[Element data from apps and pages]
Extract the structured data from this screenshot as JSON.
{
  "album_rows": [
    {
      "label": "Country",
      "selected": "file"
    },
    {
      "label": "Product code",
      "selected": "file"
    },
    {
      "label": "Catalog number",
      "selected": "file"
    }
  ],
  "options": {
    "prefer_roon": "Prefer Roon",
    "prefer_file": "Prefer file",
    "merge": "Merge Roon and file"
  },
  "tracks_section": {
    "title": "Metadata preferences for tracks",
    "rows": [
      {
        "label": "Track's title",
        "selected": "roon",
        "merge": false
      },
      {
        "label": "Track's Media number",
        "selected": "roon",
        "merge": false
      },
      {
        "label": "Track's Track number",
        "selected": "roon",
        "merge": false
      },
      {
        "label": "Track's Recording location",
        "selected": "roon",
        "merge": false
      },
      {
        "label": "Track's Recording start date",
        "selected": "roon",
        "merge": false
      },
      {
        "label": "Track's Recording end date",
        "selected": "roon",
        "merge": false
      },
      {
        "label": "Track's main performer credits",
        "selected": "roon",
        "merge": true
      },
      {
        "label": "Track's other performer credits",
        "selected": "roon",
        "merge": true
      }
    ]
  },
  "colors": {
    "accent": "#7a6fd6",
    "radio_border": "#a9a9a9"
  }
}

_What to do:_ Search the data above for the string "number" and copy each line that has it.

_Exercise answer:_
      "label": "Catalog number",
        "label": "Track's Media number",
        "label": "Track's Track number",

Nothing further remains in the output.